Action item: Whenever a line below holds the word "Memory", copy that line.

Items from a data source
———

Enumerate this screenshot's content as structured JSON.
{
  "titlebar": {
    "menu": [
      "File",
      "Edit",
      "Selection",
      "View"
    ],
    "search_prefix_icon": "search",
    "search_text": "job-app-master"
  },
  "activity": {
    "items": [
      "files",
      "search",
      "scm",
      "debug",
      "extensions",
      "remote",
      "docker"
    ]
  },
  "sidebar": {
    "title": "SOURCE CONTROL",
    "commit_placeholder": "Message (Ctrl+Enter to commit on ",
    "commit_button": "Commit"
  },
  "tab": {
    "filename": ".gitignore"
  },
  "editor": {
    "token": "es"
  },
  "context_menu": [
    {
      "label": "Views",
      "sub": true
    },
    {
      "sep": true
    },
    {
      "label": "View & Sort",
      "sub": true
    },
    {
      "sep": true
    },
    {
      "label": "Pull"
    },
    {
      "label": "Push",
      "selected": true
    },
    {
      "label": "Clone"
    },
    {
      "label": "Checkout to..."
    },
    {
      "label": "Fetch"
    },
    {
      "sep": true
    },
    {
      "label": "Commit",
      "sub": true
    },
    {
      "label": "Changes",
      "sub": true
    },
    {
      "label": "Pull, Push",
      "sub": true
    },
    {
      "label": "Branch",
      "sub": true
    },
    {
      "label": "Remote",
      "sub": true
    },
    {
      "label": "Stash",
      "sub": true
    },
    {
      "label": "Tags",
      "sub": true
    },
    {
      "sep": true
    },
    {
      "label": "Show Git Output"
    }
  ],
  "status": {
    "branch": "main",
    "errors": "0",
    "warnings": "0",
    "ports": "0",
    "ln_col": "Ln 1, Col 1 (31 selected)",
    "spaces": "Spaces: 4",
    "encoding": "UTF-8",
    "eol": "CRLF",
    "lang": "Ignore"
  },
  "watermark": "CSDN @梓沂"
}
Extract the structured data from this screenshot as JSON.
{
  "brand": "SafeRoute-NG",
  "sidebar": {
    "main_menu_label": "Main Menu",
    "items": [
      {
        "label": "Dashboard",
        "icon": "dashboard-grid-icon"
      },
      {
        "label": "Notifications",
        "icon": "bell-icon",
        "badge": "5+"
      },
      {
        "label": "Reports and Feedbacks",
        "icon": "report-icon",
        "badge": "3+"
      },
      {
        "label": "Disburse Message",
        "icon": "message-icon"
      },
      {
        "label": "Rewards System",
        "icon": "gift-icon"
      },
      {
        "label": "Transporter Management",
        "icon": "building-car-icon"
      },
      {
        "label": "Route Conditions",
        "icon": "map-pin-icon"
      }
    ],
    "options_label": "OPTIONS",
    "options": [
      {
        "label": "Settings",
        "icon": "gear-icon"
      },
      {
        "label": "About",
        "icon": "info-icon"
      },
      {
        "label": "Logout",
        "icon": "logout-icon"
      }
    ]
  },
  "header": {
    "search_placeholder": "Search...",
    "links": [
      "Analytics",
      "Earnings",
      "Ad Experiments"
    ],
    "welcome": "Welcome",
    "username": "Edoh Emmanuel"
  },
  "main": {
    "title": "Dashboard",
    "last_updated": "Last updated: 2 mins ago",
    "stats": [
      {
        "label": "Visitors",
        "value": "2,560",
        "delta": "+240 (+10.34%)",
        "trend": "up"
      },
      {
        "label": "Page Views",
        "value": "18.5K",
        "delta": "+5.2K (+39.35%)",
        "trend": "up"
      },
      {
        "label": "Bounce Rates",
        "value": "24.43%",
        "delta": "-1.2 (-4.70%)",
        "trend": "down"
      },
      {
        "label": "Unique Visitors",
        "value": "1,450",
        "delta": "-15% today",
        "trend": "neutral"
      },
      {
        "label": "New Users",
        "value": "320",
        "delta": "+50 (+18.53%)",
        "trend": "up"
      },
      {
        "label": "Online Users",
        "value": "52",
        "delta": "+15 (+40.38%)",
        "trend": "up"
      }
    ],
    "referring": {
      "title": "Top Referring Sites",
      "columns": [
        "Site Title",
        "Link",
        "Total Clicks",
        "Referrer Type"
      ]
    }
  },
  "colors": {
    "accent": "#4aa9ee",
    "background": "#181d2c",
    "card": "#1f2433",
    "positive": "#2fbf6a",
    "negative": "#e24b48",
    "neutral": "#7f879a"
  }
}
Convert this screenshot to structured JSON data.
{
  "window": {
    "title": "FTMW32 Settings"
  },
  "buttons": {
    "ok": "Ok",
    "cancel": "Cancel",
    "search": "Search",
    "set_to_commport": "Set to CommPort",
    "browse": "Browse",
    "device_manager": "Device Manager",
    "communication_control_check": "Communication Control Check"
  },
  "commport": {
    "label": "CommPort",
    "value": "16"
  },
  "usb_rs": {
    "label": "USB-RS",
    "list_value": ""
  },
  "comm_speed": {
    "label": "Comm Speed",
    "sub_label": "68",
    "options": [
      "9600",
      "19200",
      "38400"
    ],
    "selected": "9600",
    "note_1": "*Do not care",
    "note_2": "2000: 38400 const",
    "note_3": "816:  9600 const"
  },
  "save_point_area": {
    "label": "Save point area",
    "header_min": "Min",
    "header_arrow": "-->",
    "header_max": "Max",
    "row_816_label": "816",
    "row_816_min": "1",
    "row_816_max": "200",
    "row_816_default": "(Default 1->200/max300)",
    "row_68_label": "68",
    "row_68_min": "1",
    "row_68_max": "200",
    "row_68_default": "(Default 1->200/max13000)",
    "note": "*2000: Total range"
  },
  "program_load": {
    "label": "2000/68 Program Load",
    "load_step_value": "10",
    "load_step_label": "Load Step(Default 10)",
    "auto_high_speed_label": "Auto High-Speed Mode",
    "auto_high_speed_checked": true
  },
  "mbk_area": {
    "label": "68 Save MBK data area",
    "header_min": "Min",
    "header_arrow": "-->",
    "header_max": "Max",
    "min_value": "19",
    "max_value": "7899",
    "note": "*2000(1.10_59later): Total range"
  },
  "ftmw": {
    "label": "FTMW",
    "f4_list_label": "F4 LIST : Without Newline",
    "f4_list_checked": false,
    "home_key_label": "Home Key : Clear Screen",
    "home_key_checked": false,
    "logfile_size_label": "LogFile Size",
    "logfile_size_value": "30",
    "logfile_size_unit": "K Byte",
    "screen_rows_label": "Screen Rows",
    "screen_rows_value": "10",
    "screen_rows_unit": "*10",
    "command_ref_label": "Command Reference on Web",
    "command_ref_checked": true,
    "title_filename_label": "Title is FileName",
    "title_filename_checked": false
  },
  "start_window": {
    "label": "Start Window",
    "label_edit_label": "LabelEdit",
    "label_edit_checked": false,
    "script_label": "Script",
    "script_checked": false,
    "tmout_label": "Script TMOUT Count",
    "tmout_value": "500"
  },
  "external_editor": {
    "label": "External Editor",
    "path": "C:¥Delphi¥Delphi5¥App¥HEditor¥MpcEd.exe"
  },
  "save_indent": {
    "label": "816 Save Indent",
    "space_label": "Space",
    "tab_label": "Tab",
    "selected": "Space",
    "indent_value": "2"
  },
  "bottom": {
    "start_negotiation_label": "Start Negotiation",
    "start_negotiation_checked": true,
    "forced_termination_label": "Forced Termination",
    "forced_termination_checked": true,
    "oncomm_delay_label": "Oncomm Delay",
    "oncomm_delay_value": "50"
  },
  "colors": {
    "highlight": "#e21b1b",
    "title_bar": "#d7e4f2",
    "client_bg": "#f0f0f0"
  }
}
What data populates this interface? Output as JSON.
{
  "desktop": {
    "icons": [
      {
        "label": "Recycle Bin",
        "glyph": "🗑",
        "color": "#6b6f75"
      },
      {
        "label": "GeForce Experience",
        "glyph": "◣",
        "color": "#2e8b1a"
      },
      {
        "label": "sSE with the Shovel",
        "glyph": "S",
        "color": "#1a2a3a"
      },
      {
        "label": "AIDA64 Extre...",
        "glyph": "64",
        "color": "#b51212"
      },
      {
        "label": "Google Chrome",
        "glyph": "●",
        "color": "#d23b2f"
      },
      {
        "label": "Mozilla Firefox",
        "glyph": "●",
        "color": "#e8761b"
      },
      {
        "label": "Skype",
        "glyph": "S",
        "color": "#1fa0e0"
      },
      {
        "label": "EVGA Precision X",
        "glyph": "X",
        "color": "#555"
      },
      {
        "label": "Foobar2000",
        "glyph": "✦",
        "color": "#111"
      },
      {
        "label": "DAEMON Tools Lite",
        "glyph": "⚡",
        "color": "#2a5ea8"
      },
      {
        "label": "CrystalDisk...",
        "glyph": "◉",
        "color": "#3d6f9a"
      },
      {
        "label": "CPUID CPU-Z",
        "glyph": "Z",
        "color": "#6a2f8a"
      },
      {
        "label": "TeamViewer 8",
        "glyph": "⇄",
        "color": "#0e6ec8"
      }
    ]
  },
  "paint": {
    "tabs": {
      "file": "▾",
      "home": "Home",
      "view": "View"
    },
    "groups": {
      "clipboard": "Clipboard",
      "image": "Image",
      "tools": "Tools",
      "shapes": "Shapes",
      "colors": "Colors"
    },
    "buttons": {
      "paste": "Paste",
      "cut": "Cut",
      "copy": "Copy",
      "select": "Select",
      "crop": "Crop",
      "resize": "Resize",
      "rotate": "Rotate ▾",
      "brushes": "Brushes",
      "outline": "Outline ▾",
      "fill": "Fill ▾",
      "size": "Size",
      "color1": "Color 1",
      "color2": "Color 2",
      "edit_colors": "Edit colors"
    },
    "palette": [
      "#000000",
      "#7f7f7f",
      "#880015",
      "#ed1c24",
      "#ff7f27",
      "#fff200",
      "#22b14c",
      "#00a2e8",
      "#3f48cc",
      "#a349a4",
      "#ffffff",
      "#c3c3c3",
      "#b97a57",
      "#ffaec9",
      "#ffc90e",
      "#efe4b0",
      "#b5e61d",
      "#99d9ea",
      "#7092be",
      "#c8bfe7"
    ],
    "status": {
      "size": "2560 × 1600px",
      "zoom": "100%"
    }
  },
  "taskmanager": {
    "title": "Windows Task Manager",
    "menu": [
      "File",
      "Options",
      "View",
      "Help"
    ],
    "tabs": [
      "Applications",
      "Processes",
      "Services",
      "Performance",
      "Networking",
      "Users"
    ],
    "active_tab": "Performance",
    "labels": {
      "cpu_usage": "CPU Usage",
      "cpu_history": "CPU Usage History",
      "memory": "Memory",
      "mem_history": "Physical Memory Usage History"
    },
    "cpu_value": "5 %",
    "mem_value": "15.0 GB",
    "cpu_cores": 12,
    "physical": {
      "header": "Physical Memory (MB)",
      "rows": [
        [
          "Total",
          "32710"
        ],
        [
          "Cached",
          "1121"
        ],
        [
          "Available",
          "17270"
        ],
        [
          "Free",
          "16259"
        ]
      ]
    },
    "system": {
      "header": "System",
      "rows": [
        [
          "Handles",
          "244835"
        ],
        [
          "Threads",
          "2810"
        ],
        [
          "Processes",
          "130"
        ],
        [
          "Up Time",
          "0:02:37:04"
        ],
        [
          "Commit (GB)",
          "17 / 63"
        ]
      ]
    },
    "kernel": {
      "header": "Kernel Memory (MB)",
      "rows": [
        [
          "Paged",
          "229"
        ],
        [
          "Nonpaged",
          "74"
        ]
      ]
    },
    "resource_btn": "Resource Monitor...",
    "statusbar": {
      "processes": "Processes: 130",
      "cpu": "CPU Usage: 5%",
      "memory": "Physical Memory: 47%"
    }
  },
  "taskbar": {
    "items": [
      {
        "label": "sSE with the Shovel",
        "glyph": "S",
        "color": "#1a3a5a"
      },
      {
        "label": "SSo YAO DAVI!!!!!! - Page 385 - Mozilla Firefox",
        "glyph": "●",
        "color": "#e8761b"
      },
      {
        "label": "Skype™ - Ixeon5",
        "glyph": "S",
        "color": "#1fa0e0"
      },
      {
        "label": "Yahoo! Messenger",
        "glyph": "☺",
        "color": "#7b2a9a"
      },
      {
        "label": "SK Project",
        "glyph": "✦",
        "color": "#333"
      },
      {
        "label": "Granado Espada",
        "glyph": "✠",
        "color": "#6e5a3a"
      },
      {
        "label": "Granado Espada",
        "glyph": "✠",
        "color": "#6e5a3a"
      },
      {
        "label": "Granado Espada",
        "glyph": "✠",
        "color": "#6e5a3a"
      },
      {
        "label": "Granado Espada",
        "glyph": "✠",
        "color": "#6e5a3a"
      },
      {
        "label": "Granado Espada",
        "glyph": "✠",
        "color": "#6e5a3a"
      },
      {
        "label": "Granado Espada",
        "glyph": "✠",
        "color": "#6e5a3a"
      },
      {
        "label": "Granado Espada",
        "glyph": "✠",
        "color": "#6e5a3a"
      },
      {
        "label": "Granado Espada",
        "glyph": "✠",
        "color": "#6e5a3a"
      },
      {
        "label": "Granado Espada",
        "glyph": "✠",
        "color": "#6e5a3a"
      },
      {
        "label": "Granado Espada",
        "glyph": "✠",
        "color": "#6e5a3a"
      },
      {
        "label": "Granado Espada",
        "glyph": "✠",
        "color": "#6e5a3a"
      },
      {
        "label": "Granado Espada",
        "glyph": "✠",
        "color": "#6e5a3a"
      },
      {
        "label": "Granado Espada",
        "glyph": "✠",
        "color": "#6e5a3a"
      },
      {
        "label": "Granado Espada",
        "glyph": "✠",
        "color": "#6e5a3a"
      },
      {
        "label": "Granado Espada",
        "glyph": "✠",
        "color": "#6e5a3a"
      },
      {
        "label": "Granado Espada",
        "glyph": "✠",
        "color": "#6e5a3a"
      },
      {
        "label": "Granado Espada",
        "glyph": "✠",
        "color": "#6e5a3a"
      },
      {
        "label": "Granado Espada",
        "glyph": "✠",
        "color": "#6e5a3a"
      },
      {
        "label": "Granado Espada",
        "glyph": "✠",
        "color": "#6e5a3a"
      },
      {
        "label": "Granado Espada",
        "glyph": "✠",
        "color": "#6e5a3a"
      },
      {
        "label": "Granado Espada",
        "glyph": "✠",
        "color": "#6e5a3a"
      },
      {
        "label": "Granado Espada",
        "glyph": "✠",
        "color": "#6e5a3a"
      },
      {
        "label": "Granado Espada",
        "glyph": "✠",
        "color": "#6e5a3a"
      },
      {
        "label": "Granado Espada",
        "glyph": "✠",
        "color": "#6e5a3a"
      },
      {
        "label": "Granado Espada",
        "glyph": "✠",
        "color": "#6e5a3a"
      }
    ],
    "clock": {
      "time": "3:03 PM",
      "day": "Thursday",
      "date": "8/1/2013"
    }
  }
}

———

Your solution:
      "memory": "Memory",
      "mem_history": "Physical Memory Usage History"
      "header": "Physical Memory (MB)",
      "header": "Kernel Memory (MB)",
      "memory": "Physical Memory: 47%"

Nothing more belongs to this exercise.